* _WORK INSTRUCTION_: Would you please copy every line below that includes the string "icon"?

---------- RECORDS FOR THE EXERCISE

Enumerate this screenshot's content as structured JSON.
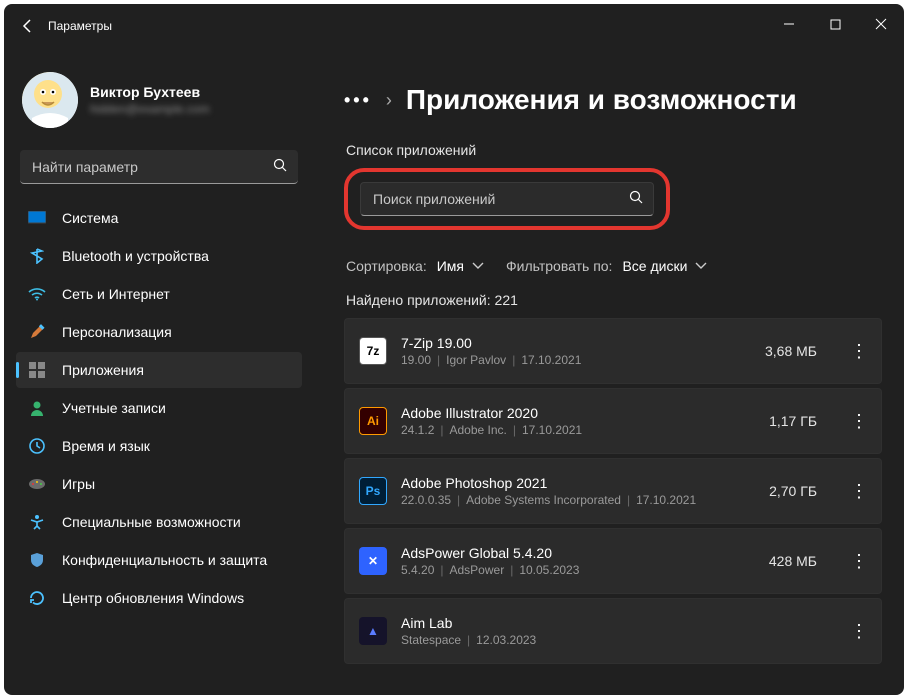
{
  "window": {
    "title": "Параметры"
  },
  "profile": {
    "name": "Виктор Бухтеев",
    "email": "hidden@example.com"
  },
  "search": {
    "placeholder": "Найти параметр"
  },
  "nav": [
    {
      "key": "system",
      "label": "Система"
    },
    {
      "key": "bluetooth",
      "label": "Bluetooth и устройства"
    },
    {
      "key": "network",
      "label": "Сеть и Интернет"
    },
    {
      "key": "personal",
      "label": "Персонализация"
    },
    {
      "key": "apps",
      "label": "Приложения",
      "selected": true
    },
    {
      "key": "accounts",
      "label": "Учетные записи"
    },
    {
      "key": "time",
      "label": "Время и язык"
    },
    {
      "key": "gaming",
      "label": "Игры"
    },
    {
      "key": "access",
      "label": "Специальные возможности"
    },
    {
      "key": "privacy",
      "label": "Конфиденциальность и защита"
    },
    {
      "key": "update",
      "label": "Центр обновления Windows"
    }
  ],
  "header": {
    "page_title": "Приложения и возможности"
  },
  "section": {
    "list_label": "Список приложений",
    "search_placeholder": "Поиск приложений"
  },
  "filters": {
    "sort_label": "Сортировка:",
    "sort_value": "Имя",
    "filter_label": "Фильтровать по:",
    "filter_value": "Все диски"
  },
  "found": {
    "label": "Найдено приложений:",
    "count": "221"
  },
  "apps": [
    {
      "name": "7-Zip 19.00",
      "version": "19.00",
      "publisher": "Igor Pavlov",
      "date": "17.10.2021",
      "size": "3,68 МБ",
      "icon": "7z"
    },
    {
      "name": "Adobe Illustrator 2020",
      "version": "24.1.2",
      "publisher": "Adobe Inc.",
      "date": "17.10.2021",
      "size": "1,17 ГБ",
      "icon": "ai"
    },
    {
      "name": "Adobe Photoshop 2021",
      "version": "22.0.0.35",
      "publisher": "Adobe Systems Incorporated",
      "date": "17.10.2021",
      "size": "2,70 ГБ",
      "icon": "ps"
    },
    {
      "name": "AdsPower Global 5.4.20",
      "version": "5.4.20",
      "publisher": "AdsPower",
      "date": "10.05.2023",
      "size": "428 МБ",
      "icon": "ads"
    },
    {
      "name": "Aim Lab",
      "version": "",
      "publisher": "Statespace",
      "date": "12.03.2023",
      "size": "",
      "icon": "aim"
    }
  ]
}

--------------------

* _OUTPUT OF THE TASK_:
      "icon": "7z"
      "icon": "ai"
      "icon": "ps"
      "icon": "ads"
      "icon": "aim"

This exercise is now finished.